TASK OBJECTIVE: Wherever the string "about" appears in the records, return the line that holds it.

GIVEN RECORDS:
━━━━━━━━
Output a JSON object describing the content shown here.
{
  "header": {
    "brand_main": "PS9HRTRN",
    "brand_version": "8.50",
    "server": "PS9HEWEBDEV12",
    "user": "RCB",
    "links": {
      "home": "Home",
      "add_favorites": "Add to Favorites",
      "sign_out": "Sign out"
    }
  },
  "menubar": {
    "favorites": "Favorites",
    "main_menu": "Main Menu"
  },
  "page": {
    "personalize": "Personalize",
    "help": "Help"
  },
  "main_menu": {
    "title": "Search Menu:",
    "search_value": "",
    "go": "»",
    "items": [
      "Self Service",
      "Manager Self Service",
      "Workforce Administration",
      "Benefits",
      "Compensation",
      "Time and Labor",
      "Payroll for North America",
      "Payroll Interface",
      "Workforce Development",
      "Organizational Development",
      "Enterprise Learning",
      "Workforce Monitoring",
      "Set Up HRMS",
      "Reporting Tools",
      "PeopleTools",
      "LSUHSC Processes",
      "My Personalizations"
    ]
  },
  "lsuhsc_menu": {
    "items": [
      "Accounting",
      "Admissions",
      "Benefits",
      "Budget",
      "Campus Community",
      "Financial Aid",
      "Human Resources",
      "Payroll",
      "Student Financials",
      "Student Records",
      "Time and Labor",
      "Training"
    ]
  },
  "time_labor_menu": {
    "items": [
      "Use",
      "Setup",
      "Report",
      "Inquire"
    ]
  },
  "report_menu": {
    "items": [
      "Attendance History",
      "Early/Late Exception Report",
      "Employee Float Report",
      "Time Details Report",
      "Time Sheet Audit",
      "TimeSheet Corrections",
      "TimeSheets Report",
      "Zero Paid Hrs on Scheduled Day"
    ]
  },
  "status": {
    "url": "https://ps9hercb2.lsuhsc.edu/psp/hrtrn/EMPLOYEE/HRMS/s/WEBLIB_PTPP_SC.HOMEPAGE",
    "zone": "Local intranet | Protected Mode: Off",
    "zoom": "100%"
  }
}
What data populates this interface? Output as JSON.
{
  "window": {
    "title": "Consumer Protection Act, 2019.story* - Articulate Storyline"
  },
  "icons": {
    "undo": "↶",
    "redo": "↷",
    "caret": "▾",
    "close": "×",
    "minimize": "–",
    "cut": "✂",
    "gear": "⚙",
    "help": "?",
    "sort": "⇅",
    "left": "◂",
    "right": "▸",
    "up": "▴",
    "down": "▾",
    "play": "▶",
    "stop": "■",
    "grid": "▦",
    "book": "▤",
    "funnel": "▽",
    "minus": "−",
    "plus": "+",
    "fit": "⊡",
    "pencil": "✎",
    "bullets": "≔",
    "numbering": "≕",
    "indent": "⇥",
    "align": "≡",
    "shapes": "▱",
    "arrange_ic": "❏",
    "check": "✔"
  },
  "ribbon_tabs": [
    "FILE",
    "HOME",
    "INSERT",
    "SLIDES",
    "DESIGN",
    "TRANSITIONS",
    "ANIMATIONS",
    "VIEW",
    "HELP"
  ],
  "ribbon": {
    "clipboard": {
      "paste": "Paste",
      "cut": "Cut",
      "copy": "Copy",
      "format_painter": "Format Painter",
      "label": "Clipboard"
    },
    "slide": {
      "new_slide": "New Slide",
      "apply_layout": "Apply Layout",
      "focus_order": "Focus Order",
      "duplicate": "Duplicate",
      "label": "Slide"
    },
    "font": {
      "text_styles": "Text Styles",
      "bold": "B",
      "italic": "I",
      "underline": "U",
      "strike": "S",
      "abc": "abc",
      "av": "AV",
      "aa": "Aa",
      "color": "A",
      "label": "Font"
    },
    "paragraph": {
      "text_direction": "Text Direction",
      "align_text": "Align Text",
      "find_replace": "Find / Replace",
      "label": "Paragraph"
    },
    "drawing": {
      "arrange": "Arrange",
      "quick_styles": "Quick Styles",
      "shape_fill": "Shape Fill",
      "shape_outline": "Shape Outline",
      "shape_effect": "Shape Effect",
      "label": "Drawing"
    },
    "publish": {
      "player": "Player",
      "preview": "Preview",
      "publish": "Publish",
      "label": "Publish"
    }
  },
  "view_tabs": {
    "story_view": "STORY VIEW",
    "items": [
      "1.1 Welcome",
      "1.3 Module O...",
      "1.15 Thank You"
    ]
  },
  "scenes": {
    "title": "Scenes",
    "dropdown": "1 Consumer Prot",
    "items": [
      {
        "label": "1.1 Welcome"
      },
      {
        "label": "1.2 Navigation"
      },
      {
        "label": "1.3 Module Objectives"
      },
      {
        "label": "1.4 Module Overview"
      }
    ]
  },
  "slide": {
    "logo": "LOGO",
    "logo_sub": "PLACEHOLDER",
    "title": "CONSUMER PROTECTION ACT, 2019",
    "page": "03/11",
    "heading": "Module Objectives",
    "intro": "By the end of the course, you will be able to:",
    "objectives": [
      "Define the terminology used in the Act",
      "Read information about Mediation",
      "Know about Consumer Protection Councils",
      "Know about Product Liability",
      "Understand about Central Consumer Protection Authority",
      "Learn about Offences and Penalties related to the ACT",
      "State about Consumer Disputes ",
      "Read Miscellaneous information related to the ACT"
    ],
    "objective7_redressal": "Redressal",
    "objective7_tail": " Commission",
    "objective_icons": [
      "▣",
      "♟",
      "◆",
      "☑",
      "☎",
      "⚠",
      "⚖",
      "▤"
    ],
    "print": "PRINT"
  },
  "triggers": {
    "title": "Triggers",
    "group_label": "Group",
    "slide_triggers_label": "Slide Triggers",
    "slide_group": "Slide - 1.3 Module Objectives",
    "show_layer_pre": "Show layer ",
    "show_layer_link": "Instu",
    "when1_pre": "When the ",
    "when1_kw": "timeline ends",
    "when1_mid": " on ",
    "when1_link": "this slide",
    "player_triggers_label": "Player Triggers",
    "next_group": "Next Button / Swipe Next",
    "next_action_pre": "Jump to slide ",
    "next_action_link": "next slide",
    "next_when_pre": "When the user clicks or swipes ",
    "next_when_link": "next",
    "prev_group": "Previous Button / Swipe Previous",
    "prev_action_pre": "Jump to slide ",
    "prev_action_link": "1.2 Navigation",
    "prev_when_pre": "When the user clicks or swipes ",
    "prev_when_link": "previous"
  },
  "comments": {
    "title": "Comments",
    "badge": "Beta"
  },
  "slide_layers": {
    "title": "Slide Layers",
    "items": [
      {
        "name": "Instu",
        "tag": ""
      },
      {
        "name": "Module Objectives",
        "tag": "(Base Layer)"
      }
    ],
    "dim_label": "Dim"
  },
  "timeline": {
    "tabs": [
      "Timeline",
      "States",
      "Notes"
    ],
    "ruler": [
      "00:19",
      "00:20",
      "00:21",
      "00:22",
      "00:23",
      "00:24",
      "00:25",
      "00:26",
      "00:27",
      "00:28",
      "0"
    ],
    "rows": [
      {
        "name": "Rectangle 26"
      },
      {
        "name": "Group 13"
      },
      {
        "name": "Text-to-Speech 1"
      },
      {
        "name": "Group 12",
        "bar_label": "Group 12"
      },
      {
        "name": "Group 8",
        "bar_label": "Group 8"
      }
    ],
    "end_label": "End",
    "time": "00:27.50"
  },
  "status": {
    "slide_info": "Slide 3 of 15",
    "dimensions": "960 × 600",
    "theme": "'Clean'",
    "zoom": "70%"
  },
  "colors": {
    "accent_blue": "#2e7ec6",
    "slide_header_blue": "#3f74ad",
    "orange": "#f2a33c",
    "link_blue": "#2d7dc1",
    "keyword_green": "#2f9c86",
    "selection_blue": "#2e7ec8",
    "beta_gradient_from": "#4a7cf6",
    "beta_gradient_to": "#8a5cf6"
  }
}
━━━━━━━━
TASK ANSWER:
      "Read information about Mediation",
      "Know about Consumer Protection Councils",
      "Know about Product Liability",
      "Understand about Central Consumer Protection Authority",
      "Learn about Offences and Penalties related to the ACT",
      "State about Consumer Disputes ",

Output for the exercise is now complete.